vas deferens and vessels and to remove the vanished testis as evidence for histologic viable testicular tissue which may
degenerate further, as seen in about 15% of all cases.
We have also employed laparoscopy in
the diagnostic evaluation and staging
of pelvic malignancies such as
rhabdomyosarcoma to help define
the extent of the disease and lymphatic involvement. Biopsies can also be obtained at that time to assist in
management. Use of laparoscopy in the evaluation of non-specific pelvic and
abdominal pain is well-recognized in instances where other modalities of
examination and imaging have been unrewarding, and to our knowledge, no
specific pathologic conditions have been missed. In adolescent males who
require ligation of varicocele, laparoscopic approaches are offered (Figure 4) in addition to
traditional open-surgical repair. The morbidity rate appears to be equal or

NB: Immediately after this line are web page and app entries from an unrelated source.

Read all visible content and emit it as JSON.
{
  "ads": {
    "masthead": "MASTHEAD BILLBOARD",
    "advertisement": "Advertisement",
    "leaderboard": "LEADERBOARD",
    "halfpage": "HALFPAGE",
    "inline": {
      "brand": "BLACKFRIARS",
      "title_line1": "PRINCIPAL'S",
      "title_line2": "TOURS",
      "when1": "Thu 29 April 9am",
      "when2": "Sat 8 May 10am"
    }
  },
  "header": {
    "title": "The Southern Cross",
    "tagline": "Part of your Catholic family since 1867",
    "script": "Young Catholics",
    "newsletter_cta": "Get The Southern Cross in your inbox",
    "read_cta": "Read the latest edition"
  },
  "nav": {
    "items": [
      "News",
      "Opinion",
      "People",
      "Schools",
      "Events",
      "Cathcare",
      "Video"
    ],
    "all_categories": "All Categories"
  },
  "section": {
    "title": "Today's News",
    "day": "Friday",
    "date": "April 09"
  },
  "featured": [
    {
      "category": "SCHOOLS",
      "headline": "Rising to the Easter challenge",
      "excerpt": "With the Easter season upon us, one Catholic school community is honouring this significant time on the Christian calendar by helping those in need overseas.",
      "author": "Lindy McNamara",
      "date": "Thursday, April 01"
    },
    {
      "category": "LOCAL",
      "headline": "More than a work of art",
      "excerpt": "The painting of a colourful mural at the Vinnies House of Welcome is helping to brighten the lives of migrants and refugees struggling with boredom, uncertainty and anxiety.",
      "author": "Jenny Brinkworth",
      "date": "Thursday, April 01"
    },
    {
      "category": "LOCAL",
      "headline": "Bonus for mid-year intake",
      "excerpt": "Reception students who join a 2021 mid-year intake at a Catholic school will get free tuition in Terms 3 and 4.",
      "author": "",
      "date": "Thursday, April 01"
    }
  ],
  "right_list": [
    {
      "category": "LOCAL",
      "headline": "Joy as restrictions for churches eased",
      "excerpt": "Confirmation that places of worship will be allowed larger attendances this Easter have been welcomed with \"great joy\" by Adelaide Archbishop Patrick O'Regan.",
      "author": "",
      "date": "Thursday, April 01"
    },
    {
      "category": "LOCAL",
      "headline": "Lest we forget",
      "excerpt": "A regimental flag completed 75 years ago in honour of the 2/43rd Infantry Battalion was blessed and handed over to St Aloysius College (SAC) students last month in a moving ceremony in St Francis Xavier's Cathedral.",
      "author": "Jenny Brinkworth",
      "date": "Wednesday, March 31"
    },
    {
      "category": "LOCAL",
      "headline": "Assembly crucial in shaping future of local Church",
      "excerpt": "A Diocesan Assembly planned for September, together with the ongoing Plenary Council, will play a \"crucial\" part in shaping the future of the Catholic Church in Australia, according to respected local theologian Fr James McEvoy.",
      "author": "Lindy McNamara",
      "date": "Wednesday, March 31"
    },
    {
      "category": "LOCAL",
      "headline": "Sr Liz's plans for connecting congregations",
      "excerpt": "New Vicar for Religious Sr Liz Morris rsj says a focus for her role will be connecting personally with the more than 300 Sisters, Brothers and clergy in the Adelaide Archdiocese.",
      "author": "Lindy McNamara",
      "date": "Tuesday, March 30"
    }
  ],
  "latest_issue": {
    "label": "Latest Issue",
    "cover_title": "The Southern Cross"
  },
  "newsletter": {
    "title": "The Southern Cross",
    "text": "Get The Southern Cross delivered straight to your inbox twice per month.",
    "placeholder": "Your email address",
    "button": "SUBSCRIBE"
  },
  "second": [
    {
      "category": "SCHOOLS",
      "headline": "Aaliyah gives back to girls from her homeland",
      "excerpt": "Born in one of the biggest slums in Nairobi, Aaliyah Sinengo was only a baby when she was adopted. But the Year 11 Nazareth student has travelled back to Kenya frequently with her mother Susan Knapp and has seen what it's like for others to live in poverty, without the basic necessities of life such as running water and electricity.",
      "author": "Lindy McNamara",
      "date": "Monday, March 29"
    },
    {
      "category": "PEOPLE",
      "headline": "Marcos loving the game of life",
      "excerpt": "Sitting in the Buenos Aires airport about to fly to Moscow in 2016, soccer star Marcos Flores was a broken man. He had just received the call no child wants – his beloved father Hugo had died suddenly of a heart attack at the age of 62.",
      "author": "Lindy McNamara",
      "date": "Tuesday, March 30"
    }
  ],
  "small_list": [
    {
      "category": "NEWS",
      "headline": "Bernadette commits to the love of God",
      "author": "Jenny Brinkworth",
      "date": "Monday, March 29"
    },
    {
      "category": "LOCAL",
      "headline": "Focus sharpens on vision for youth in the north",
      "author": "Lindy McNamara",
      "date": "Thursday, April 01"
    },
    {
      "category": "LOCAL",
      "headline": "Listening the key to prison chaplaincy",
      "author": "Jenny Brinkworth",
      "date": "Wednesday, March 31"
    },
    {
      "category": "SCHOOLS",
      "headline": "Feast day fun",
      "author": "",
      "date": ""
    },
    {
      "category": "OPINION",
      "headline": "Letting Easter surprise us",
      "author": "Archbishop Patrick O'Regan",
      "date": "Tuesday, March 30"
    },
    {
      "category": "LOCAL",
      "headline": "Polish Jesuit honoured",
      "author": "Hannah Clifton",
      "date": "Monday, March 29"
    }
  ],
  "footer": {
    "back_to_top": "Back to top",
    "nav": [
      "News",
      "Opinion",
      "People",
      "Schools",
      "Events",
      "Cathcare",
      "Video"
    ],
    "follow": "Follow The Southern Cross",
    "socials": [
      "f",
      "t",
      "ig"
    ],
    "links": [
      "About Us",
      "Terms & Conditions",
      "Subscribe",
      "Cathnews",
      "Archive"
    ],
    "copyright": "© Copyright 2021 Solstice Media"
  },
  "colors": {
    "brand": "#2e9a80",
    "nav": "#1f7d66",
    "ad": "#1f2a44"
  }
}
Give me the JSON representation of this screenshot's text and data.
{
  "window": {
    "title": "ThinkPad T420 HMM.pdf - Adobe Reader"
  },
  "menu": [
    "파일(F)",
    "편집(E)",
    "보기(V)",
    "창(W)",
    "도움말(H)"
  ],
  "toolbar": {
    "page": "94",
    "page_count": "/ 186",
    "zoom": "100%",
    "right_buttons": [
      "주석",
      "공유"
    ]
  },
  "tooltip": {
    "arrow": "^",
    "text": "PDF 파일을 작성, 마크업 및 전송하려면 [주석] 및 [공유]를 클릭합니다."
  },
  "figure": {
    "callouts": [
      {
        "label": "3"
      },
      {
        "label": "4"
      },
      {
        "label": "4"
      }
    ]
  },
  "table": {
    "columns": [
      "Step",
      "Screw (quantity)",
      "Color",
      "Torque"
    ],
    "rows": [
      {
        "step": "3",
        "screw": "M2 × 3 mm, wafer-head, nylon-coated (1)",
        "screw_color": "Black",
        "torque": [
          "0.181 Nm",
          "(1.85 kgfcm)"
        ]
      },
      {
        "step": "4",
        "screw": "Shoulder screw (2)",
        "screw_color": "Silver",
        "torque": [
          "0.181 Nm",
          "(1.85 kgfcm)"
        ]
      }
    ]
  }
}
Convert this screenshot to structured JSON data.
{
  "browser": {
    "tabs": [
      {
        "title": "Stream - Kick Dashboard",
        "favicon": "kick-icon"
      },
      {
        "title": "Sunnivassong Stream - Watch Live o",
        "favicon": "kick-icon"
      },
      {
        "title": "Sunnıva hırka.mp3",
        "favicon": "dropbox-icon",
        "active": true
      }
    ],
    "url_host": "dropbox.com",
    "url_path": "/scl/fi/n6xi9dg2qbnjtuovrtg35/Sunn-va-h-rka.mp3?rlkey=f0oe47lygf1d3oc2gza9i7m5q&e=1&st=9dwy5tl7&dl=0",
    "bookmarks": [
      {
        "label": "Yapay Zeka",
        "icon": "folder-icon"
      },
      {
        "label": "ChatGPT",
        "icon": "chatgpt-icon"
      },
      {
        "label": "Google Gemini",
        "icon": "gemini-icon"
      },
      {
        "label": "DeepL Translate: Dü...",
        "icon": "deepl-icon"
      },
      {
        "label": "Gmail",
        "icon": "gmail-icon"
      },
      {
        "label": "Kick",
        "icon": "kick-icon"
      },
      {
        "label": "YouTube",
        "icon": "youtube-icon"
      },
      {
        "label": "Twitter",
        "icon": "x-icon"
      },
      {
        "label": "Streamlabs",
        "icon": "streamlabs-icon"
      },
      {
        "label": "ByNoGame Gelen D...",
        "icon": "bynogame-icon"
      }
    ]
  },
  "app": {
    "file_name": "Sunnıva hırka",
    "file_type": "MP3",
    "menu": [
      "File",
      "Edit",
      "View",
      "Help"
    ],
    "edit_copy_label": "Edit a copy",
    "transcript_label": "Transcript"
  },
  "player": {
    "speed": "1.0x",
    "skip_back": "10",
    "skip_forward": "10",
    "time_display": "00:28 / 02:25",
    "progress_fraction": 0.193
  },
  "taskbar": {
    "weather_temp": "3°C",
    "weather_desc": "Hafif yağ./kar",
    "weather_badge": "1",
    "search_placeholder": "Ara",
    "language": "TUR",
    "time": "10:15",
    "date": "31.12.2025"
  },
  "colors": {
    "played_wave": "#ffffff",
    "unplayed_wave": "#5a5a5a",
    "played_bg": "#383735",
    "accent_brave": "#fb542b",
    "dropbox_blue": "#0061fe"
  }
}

less than that for conventional open-surgical procedures, with a shorter recovery time.
Complications are rare and we have not seen an increase in recurrence
following laparoscopic varicocele
are rare following laparoscopic procedures
limited to these indications. We attribute this to careful patient selection
and preparation, along with
adherence to the basic principles of laparoscopic surgery and proper training. We have utilized
laparoscopy in children ranging in age from 2 months to early adulthood
with very favorable outcomes. Clearly, with further refinements in
instrumentation and further experience, indications for laparoscopic procedures in pediatric urology will evolve to include new
1. Koyle MA, et al. Laparoscopic nephrectomy in the
first year of life. J Fed Surgl993;28(5):693-5.
2. Peters CA. Laparoscopy in pediatric urology. Urol 1993;41:33-7.
3. Bloom DA. Two-step orchidopexy with pelviscopy clip ligation of the spermatic vessels. J Urol 1990;144:1030.
4. Aliabadi HA, Wolpert JJ, Reinberg Y. Short-stay nephrectomy in
infancy. Abstract 87:34, Eighth Annual Meeting of the European Society for
Pediatric Urology', Rome, Italy,
5. Diamond DA, Caldamone AA. The value of laparoscopy for 106
impalpable testes relative to clinical
preservation. J Urol 1992;148:632-4.
to: Drs. Aliabadi, Wolpert and Reinberg, Pediatric Surgical Associates,
Section of Urology, 2545 Chicago
Avenue South, Suite 104, Minneapolis,
telephone 612/813-8000 or 800/992-6983. Or Childrens Center for Pediatric Urology,
612/813-6262 or 800/CPU-6262.